While a new dog can be a beautiful addition to your family, the logistics of bringing them home can get complicated. With so many things to do in preparation for your furry friend’s arrival, it can get overwhelming. Here are five tips for bringing home your new puppy:
1. Organize Transportation
Whether you’re adopting a pup or purchasing from a reputable breeder, it’s important that they arrive at their new home safely. There are many factors to consider when understanding your new dog’s transportation needs. Evaluate how you will need to travel to pick up the dog. Bring a friend along to hold the puppy on your way home, so they’re not nervous in the car. A buddy can provide much needed support for you on your journey — short or long.
In some cases, it may be costly to ship your dog via plane. Not to mention, that could possibly be traumatizing for your new friend. It might be your best bet to check out a pet transport company. These drivers are individuals who love animals and will take great care of your pet. They will deliver your new family member right to your door. They’ll even send you photos and videos throughout their drive to keep you in the loop.
2. Puppy Proof Your Home
There are few things more stressful than chasing a four-legged, little bundle of energy around yelling at them to drop something. Puppy proofing your house is a sure way to ease the initial new-puppy stress. Be sure to pick up any items that your furry friend may put in their mouth. Look for small things laying around like rubber bands, bobby pins, and screws. Then, start to look around the rest of your home.
Block stairways and balusters with openings big enough for your pup to squeeze through. Move extension cords and chargers out of reach. Shut your shoes and bags behind closed doors. If you have hardwood floors, consider rolling up your rugs for a bit. While it seems extravagant now, you’ll be thankful you saved your rug during the potty-training phase.
3. Prepare for Potty-Training
Deciding how you will potty-train your dog can make the process less stressful. If you have a game plan as soon as you get home you can start enacting that plan. If you live in an apartment, you may determine you want to start with potty pads. If you live in a house with a backyard, maybe you’ll use a bell on the door. Maybe you’ll even get a doggy door to train your new dog to go through immediately.
Regardless of what mode of potty-training you choose, it’s important to stay consistent. Make sure every member of your family knows what to do when the puppy needs to go. Then, keep an eye on your puppy.

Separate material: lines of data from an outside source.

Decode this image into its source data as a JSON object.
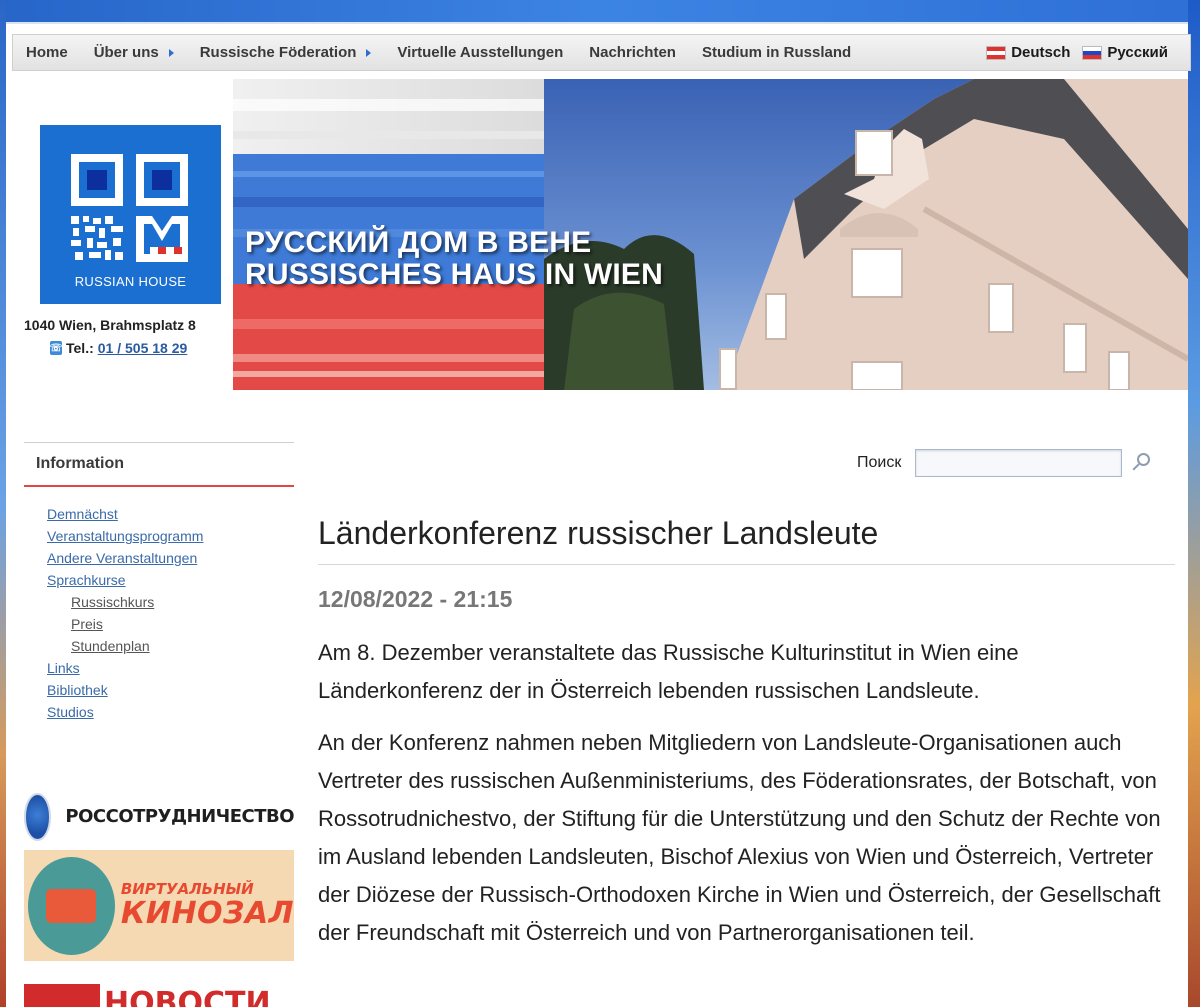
{
  "nav": {
    "items": [
      {
        "label": "Home",
        "has_submenu": false
      },
      {
        "label": "Über uns",
        "has_submenu": true
      },
      {
        "label": "Russische Föderation",
        "has_submenu": true
      },
      {
        "label": "Virtuelle Ausstellungen",
        "has_submenu": false
      },
      {
        "label": "Nachrichten",
        "has_submenu": false
      },
      {
        "label": "Studium in Russland",
        "has_submenu": false
      }
    ],
    "languages": [
      {
        "label": "Deutsch",
        "flag_colors": [
          "#e0312c",
          "#ffffff",
          "#e0312c"
        ]
      },
      {
        "label": "Русский",
        "flag_colors": [
          "#ffffff",
          "#1f46c8",
          "#e0312c"
        ]
      }
    ]
  },
  "header": {
    "logo_text": "RUSSIAN HOUSE",
    "address": "1040 Wien, Brahmsplatz 8",
    "tel_label": "Tel.:",
    "tel_number": "01 / 505 18 29",
    "banner_line1": "РУССКИЙ ДОМ В ВЕНЕ",
    "banner_line2": "RUSSISCHES HAUS IN WIEN"
  },
  "sidebar": {
    "heading": "Information",
    "links": [
      {
        "label": "Demnächst",
        "sub": false
      },
      {
        "label": "Veranstaltungsprogramm",
        "sub": false
      },
      {
        "label": "Andere Veranstaltungen",
        "sub": false
      },
      {
        "label": "Sprachkurse",
        "sub": false
      },
      {
        "label": "Russischkurs",
        "sub": true
      },
      {
        "label": "Preis",
        "sub": true
      },
      {
        "label": "Stundenplan",
        "sub": true
      },
      {
        "label": "Links",
        "sub": false
      },
      {
        "label": "Bibliothek",
        "sub": false
      },
      {
        "label": "Studios",
        "sub": false
      }
    ],
    "partners": {
      "rossotrud": "РОССОТРУДНИЧЕСТВО",
      "kino_line1": "ВИРТУАЛЬНЫЙ",
      "kino_line2": "КИНОЗАЛ",
      "novosti": "НОВОСТИ"
    }
  },
  "search": {
    "label": "Поиск",
    "value": ""
  },
  "article": {
    "title": "Länderkonferenz russischer Landsleute",
    "date": "12/08/2022 - 21:15",
    "paragraphs": [
      "Am 8. Dezember veranstaltete das Russische Kulturinstitut in Wien eine Länderkonferenz der in Österreich lebenden russischen Landsleute.",
      "An der Konferenz nahmen neben Mitgliedern von Landsleute-Organisationen auch Vertreter des russischen Außenministeriums, des Föderationsrates, der Botschaft, von Rossotrudnichestvo, der Stiftung für die Unterstützung und den Schutz der Rechte von im Ausland lebenden Landsleuten, Bischof Alexius von Wien und Österreich, Vertreter der Diözese der Russisch-Orthodoxen Kirche in Wien und Österreich, der Gesellschaft der Freundschaft mit Österreich und von Partnerorganisationen teil."
    ]
  },
  "colors": {
    "accent_red": "#e04848",
    "link_blue": "#3a6aa8",
    "logo_blue": "#1b6fd0"
  }
}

If they start to sniff out a spot to go inside, quickly take them where they should be going. Creating a routine can allow your dog to understand where potty time happens.

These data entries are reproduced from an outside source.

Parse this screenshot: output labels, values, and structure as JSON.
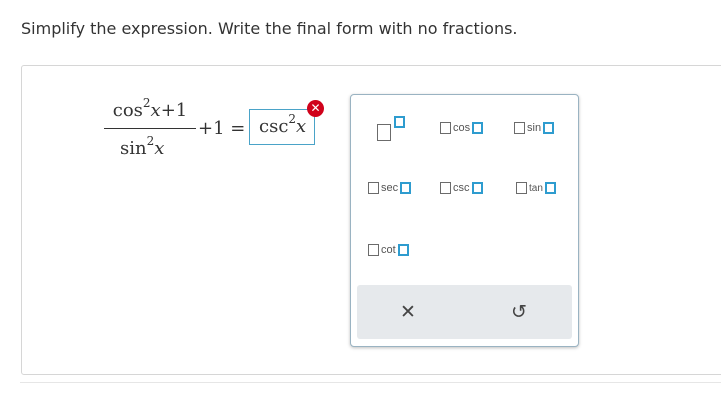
{
  "instructions": "Simplify the expression. Write the final form with no fractions.",
  "expression": {
    "numerator_fn": "cos",
    "numerator_exp": "2",
    "numerator_var": "x",
    "numerator_rest": "+1",
    "denominator_fn": "sin",
    "denominator_exp": "2",
    "denominator_var": "x",
    "after_fraction": "+1 ="
  },
  "answer": {
    "fn": "csc",
    "exp": "2",
    "var": "x",
    "status_icon": "error-x-icon",
    "status_symbol": "✕",
    "status_color": "#d0021b"
  },
  "palette": {
    "keys": [
      {
        "label": "cos"
      },
      {
        "label": "sin"
      },
      {
        "label": "sec"
      },
      {
        "label": "csc"
      },
      {
        "label": "tan"
      },
      {
        "label": "cot"
      }
    ],
    "clear_symbol": "✕",
    "undo_symbol": "↺"
  },
  "colors": {
    "accent_blue": "#2e9ccf",
    "error_red": "#d0021b",
    "toolbar_grey": "#e6e9ec"
  }
}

4. Purchase the Necessities
The excitement of purchasing cute items for your dog never fades. But there’s nothing quite like buying a tiny new harness and leash for them for the first time. While you’re shopping for gear, don’t forget to purchase poop bags and a carrier for their leash. This will save you the embarrassment of not having something to clean up with later.
In addition, you’ll want to snag a food and water bowl for your pup. At the pet store, think about what you’ll feed your furry friend too. It’s important that you research what food is best for your dog. You can always pick up kibble at the pet store, but there are also alternatives like fresh dog food delivery services. Some breeds need special vitamins or are prone to allergies. When in doubt, it’s smart to check with your vet to get an expert opinion on a healthy option.
5. Plan Sleeping Arrangements
It might sound silly to think about where your pet will sleep. However, dealing with a crying puppy is not fun, especially when you’re low on sleep yourself. If you plan to crate train your new dog, make sure that you do your research on how to do so. Crate training can provide your pet with a safe space to relax and sleep. It can even help with potty training.
If you choose to barricade your puppy in the kitchen or a bathroom, make sure that it is safe for them. While you’re puppy proofing your home, you’ll want to make sure their space is extra cared for. Adding a blanket or cozy bed can bring comfort to your dog during the night. Creating a den for your dog will let them know that they have a space to go when they’re overstimulated.
Whether you’re a seasoned dog owner or a first timer, dogs’ personalities are different. It is vital that you spend time with your new pup. Learn his or her quirks and needs. Prepare for what you can and enjoy the experience. Your little puppy will be a big dog before you know it!